Objective: Coronavirus disease 2019 (COVID-19) continues to spread, and younger patients are also being critically affected. This study analyzed obesity as an independent risk factor for mortality in hospitalized patients younger than 50.
Methods: This study retrospectively analyzed data of patients with COVID-19 who were hospitalized to a large academic hospital system in New York City between March 1, 2020, and May 17, 2020. Data included demographics, comorbidities, BMI, and smoking status. Obesity groups included the following: BMI of 30 to < 40 kg/m2 and BMI ≥ 40 kg/m2 . Multivariable logistic regression models identified variables independently associated with mortality in patients younger and older than 50.
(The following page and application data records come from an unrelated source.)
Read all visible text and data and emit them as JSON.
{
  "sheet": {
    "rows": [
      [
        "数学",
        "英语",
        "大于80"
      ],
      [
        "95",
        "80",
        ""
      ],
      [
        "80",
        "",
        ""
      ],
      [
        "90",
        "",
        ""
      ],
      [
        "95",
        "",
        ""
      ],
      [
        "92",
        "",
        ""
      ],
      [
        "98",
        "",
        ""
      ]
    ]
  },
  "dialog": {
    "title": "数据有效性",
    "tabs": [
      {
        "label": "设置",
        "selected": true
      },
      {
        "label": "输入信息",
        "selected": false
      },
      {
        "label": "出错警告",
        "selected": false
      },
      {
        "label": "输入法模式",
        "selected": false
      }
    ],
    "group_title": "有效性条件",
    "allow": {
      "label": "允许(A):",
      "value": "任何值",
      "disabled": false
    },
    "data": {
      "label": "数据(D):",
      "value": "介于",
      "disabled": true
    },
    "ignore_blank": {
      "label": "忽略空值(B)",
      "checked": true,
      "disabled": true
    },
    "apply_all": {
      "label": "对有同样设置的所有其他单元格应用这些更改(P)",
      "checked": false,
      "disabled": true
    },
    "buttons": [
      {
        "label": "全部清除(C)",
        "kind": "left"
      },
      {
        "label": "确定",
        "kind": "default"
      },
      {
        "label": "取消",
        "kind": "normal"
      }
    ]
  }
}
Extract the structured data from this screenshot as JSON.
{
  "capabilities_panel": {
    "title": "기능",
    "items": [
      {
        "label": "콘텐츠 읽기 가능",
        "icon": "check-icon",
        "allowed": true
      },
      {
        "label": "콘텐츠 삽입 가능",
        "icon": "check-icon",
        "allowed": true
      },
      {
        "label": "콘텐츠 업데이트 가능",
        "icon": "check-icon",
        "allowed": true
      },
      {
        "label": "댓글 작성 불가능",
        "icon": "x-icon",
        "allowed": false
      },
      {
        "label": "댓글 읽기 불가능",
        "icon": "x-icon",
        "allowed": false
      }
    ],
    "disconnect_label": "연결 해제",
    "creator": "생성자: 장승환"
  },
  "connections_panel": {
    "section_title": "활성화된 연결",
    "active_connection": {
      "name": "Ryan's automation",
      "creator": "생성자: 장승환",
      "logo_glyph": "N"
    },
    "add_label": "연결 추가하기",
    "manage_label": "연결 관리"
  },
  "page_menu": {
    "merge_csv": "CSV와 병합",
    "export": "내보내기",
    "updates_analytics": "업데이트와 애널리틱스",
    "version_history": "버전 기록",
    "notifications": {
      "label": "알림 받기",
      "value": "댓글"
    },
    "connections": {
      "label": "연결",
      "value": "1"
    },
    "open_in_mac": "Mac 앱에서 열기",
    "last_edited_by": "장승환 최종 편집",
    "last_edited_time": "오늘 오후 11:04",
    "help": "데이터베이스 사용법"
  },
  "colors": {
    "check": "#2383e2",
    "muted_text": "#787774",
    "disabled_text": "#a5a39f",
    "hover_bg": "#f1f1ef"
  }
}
Results: Overall, 3,406 patients were included; 572 (17.0%) patients were younger than 50. In the younger age group, 60 (10.5%) patients died. In the older age group, 1,076 (38.0%) patients died. For the younger population, BMI ≥ 40 was independently associated with mortality (adjusted odds ratio 5.1; 95% CI: 2.3-11.1). For the older population, BMI ≥ 40 was also independently associated with mortality to a lesser extent (adjusted odds ratio 1.6; 95% CI: 1.2-2.3).
Conclusions: This study demonstrates that hospitalized patients younger than 50 with severe obesity are more likely to die of COVID-19. This is particularly relevant in the Western world, where obesity rates are high.
© 2020 The Obesity Society.